What Is Emotional Distress in a Personal Injury Case?
Posted in Accident Information on August 24, 2021
A traumatic accident, such as a motor vehicle wreck or slip and fall, can cause considerable emotional distress for a victim. Emotional distress is a broad phrase in civil law that can refer to many different negative feelings and personal consequences related to an accident, aside from physical injuries and property damage. In Nebraska, you can seek financial compensation for emotional distress during a personal injury case.
What Does Emotional Distress Mean?
Emotional distress in personal injury law is a component of recovery. It falls under the umbrella of pain and suffering damages (another word for financial compensation), also referred to as noneconomic or general damages. The type of emotional distress suffered by a victim can vary according to the specific individual and the circumstances of the accident. It can include:
- Mental anguish
- Psychological trauma
- Post-traumatic stress disorder
- Fear or anxiety
- Stress or inconvenience
- Nightmares or loss of sleep
- Loss of self-esteem
- The inability to participate in favorite activities
- Lost quality or enjoyment of life
- The grief of losing a loved one
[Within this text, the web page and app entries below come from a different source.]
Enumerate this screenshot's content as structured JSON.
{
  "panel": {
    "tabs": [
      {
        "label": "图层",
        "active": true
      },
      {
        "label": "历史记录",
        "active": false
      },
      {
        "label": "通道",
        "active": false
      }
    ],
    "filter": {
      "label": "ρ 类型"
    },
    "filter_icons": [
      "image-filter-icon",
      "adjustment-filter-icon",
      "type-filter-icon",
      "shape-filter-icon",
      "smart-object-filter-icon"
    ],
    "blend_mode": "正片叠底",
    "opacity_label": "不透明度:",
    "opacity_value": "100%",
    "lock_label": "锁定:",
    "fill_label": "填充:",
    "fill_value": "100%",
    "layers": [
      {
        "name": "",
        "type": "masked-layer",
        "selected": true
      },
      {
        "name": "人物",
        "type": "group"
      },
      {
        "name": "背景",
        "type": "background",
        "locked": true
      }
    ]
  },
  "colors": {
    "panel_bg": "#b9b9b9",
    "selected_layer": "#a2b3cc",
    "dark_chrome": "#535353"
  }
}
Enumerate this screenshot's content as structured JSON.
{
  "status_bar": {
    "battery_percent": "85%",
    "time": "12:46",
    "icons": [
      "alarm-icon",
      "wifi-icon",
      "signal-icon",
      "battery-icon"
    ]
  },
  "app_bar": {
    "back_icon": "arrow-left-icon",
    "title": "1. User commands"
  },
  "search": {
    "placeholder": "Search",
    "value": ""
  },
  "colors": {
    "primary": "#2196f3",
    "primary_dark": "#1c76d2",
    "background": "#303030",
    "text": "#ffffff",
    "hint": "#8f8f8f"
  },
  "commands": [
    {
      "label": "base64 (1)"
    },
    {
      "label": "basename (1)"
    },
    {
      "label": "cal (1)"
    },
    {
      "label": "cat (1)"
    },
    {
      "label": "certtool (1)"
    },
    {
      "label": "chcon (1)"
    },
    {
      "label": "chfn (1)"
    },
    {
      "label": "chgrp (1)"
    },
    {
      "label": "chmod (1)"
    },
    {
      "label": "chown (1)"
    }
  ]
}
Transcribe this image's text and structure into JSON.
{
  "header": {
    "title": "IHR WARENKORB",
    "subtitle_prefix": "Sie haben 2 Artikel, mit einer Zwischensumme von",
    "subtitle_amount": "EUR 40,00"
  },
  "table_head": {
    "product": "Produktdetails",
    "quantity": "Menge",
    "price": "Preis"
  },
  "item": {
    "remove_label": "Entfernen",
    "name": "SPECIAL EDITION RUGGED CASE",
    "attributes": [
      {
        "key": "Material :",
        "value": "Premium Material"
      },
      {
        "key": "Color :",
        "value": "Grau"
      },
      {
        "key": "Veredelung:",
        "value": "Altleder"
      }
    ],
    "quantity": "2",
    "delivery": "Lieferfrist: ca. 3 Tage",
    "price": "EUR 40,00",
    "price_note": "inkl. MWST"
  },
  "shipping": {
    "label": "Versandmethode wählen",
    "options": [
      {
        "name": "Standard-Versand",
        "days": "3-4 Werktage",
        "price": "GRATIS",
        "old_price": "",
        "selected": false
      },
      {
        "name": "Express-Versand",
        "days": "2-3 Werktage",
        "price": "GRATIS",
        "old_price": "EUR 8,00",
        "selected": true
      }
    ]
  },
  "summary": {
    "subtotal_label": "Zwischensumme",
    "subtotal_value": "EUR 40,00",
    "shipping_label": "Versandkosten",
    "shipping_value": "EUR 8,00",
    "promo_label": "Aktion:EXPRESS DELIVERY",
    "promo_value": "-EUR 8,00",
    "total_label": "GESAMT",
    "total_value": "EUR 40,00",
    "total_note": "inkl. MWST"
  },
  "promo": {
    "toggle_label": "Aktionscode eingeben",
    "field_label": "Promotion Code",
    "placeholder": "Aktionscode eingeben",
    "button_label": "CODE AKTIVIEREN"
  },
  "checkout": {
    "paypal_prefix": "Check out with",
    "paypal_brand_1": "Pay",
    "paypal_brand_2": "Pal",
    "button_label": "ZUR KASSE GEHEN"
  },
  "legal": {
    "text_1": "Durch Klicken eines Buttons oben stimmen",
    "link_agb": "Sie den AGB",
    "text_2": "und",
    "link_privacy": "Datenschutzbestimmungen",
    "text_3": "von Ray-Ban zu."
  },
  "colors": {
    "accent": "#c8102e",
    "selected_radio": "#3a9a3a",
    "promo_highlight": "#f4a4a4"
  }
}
Emotional distress in a personal injury case may be related to the trauma of the accident itself or the injuries suffered. The degree of emotional distress often correlates with the severity of the injuries. A catastrophic injury, or wrongful death, for example, would most likely cause greater emotional distress than a minor injury.
How Can You Prove Emotional Distress in a Personal Injury Case?
It is possible to obtain financial compensation for emotional distress during a personal injury lawsuit in Nebraska. Before you can receive a financial award for this noneconomic loss, however, you or your Omaha personal injury attorney will have to prove emotional distress. The burden of proof rests with you, the plaintiff, in a personal injury case.
Establishing emotional distress is more difficult than a physical injury, as you do not have hard evidence such as an x-ray available. One of the best things you can do to support your claim is to see a doctor or psychologist after your accident to describe what you are feeling. This can create a track record of you experiencing mental, psychological or emotional distress related to the accident.
When it comes to proving your claim, your attorney can help you gather evidence such as testimony from your friends and family members about how the accident has impacted you, testimony from a mental health expert, photographs and videos that demonstrate the severity of your injuries, and your own injury journal. A lawyer can help you fight for maximum financial compensation for both economic and noneconomic losses.
How Is Pain and Suffering Calculated?
Emotional distress is also more difficult to quantify in terms of the value that it will bring to your case. Pain and suffering damages are determined by a jury. Judges, however, do not give juries a lot in terms of guidelines for calculating the value of emotional distress. Instead, jurors are instructed to use their own common sense and reason to determine a fair and reasonable figure based on the facts of the case.
That being said, a jury may use a calculation method to place a value on emotional distress. One of the most common is the multiplier method. A multiplier is a number between 1.5 and 4, in most cases, that represents the severity of the victim’s injuries and losses. The victim’s economic damages are multiplied by the multiplier assigned to determine a fair amount in pain and suffering. Keep in mind, however, that a jury does not have to use this equation – or any equation at all – to calculate pain and suffering damages.
The best way to maximize your financial recovery for emotional distress in a personal injury case is by hiring an attorney in Omaha to represent you. An attorney can help you prove this intangible loss and illustrate the severity of your pain and suffering in a compelling way to a jury. Consult with a lawyer today for more information about emotional distress in your case.